  10. 14. <ul><li>And on the pedestal these words appear: </li></ul><ul><li>“ My name is Ozymandias, king of kings: </li></ul><ul><li>Look upon my words, ye Mighty, and despair !” </li></ul><ul><li>Choose the correct option to answer each questions:- </li></ul><ul><li>‘ My name is Ozymandias, king of kings’ shows the </li></ul><ul><ul><li>Despair of the king. </li></ul></ul><ul><ul><li>Despair of the king and repentance of his pride. </li></ul></ul><ul><ul><li>Uselessness of sneer, frown and hatred. </li></ul></ul><ul><ul><li>Futility of life. </li></ul></ul><ul><li>The king asks the reader to ‘despair’ because </li></ul><ul><ul><li>Life is as such. </li></ul></ul><ul><ul><li>Pride, arrogance and contempt lead one nowhere. </li></ul></ul><ul><ul><li>Time is a great healer. </li></ul></ul><ul><ul><li>Time levels all. </li></ul></ul><ul><li>Who has/have been referred to as ‘Mighty’ ? </li></ul><ul><ul><li>The king of kings. </li></ul></ul><ul><ul><li>God. </li></ul></ul><ul><ul><li>Ozymandias. </li></ul></ul><ul><ul><li>The powerful men of the world. </li></ul></ul>

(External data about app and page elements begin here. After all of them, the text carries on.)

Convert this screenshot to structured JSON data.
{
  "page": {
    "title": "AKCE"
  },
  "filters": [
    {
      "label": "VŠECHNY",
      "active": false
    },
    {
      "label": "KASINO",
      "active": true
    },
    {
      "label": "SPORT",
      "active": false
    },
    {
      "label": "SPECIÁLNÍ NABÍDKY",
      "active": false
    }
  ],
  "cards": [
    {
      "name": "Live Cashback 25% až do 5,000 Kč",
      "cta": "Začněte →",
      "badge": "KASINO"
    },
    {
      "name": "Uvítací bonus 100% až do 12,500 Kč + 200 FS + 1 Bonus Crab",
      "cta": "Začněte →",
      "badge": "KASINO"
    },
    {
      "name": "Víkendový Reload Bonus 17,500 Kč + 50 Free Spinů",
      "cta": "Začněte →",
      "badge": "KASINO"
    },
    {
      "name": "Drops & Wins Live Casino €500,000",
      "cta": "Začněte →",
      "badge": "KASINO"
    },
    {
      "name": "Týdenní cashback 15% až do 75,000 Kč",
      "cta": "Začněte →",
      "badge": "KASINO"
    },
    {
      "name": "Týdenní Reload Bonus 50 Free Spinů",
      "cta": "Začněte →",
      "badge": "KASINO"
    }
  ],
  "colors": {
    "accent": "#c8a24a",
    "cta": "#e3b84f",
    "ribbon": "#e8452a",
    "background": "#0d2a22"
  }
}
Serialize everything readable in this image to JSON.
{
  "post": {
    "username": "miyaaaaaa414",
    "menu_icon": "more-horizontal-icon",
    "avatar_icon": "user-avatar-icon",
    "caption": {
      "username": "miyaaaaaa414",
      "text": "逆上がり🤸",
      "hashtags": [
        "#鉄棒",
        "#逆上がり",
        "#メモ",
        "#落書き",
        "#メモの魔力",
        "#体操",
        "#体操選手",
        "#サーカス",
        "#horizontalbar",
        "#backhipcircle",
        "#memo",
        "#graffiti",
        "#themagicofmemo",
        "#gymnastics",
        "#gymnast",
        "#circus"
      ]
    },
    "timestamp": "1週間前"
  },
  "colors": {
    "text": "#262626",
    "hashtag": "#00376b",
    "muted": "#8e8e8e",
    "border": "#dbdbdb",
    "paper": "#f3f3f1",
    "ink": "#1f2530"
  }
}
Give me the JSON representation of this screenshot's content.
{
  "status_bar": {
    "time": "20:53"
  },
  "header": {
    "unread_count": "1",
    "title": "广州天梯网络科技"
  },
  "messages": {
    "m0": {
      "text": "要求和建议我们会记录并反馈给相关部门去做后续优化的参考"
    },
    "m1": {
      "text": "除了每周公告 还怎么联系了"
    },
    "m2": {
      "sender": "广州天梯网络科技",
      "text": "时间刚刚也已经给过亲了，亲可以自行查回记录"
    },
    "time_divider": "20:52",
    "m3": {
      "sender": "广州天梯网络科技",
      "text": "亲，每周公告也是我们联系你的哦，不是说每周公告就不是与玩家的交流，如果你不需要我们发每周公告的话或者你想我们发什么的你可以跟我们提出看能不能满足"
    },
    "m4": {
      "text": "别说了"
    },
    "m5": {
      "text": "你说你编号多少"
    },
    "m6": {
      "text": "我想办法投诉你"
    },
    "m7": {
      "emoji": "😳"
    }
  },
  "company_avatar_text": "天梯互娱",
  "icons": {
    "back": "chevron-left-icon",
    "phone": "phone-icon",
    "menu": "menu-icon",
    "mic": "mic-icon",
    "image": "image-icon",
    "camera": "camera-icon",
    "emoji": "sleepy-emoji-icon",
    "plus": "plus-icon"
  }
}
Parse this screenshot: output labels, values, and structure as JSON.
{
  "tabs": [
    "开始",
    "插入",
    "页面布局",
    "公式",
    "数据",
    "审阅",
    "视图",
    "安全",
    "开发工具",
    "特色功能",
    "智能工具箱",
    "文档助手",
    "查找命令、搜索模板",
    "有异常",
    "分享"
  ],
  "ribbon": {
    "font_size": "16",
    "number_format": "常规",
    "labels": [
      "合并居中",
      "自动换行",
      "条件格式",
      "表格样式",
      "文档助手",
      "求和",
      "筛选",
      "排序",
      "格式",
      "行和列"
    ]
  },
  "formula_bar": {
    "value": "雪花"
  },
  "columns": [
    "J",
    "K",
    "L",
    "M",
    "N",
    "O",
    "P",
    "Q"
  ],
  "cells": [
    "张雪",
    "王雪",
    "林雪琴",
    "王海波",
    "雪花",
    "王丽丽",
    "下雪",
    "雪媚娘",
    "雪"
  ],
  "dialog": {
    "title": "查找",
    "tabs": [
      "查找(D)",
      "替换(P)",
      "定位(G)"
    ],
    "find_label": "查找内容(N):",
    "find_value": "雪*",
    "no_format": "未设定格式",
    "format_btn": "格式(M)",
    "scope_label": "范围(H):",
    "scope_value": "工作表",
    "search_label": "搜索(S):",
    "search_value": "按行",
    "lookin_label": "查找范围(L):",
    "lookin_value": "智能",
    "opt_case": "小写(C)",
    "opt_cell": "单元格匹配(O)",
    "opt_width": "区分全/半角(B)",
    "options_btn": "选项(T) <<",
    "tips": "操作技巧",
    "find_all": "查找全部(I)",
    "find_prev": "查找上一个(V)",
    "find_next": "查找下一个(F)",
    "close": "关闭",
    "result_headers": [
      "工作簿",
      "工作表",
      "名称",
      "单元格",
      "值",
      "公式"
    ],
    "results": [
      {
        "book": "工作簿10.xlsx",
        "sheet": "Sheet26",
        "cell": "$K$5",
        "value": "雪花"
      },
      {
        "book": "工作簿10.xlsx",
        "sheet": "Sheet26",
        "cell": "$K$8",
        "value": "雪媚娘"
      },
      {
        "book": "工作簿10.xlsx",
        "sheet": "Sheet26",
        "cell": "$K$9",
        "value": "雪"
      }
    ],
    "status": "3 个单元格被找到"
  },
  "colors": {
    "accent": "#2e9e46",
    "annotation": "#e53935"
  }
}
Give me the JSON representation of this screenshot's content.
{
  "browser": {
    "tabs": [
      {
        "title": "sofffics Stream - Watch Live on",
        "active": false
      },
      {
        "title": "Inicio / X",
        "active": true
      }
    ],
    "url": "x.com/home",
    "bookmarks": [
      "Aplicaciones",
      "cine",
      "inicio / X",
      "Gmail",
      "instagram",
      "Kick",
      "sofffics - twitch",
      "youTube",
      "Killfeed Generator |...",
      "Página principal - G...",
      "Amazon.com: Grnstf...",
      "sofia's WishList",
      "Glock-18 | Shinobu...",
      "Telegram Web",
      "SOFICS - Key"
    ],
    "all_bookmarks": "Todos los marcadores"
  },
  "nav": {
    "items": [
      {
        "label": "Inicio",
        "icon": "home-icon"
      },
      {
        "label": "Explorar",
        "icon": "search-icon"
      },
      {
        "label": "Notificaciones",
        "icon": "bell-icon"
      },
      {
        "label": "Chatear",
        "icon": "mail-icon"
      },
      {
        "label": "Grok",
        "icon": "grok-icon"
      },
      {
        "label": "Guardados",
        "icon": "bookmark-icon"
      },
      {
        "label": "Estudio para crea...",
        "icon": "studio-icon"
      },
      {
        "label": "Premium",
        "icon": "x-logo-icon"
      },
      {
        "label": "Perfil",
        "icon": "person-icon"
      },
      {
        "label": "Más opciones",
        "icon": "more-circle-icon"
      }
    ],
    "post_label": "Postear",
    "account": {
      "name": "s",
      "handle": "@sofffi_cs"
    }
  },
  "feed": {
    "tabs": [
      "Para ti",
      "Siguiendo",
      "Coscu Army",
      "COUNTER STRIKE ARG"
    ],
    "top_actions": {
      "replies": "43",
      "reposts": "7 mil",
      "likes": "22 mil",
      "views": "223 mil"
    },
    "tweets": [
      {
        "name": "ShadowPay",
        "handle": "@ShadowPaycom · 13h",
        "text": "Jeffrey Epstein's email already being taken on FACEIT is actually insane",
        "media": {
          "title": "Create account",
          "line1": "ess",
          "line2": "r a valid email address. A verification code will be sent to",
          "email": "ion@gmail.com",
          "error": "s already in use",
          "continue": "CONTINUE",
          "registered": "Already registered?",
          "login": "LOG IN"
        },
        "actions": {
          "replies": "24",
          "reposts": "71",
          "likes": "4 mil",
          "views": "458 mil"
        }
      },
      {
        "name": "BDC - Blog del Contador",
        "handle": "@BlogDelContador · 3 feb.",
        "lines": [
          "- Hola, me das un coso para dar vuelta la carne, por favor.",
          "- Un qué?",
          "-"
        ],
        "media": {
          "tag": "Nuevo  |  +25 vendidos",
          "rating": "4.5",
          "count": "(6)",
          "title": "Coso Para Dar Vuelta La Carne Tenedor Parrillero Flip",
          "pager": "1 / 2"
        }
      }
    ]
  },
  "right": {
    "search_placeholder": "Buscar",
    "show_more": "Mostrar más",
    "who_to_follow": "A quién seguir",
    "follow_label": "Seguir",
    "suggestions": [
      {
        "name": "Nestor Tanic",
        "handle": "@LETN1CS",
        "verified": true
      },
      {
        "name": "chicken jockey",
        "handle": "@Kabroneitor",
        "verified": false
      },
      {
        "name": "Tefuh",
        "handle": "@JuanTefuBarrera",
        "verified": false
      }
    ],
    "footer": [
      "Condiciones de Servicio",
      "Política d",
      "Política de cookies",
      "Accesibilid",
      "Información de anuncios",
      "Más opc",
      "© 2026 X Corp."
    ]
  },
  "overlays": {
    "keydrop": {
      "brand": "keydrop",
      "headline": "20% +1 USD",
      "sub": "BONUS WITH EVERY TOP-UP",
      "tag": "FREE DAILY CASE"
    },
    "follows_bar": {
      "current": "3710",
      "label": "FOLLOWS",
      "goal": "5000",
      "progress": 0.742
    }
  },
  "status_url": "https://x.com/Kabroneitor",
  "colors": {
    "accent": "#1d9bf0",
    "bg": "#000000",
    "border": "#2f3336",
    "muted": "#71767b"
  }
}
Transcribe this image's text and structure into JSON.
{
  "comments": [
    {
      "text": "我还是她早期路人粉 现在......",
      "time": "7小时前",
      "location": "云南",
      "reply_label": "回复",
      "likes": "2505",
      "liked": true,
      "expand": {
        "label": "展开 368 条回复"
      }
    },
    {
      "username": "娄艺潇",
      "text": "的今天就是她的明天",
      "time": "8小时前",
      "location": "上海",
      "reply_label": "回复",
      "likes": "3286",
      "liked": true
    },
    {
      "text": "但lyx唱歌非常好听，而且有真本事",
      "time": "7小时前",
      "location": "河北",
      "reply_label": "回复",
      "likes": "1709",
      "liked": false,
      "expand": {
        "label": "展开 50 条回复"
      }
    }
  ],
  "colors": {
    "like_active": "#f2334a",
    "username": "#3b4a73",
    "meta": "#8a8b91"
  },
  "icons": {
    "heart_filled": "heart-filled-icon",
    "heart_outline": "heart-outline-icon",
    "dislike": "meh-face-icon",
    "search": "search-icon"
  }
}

  11. 15. <ul><li>Nothing beside remains. Round the decay </li></ul><ul><li>Of that colossal wreck, boundless and bare </li></ul><ul><li>The love and level sands stretch far away. </li></ul><ul><li>Choose the correct option to complete each sentence:- </li></ul><ul><li>Nothing remains beside </li></ul><ul><ul><li>The desert. </li></ul></ul><ul><ul><li>The sculptor. </li></ul></ul><ul><ul><li>The poet. </li></ul></ul><ul><ul><li>The king’s statue. </li></ul></ul><ul><li>The desert sands are </li></ul><ul><ul><li>Boundless and bare. </li></ul></ul><ul><ul><li>Lone and level. </li></ul></ul><ul><ul><li>Both (a) and (b). </li></ul></ul><ul><ul><li>Neither (a) nor (b). </li></ul></ul><ul><li>These lines convey the idea that </li></ul><ul><ul><li>Truth is beauty. </li></ul></ul><ul><ul><li>Time and tide wait for none. </li></ul></ul><ul><ul><li>Distance lends charm to the view. </li></ul></ul><ul><ul><li>With time, everything mixes with dust. </li></ul></ul>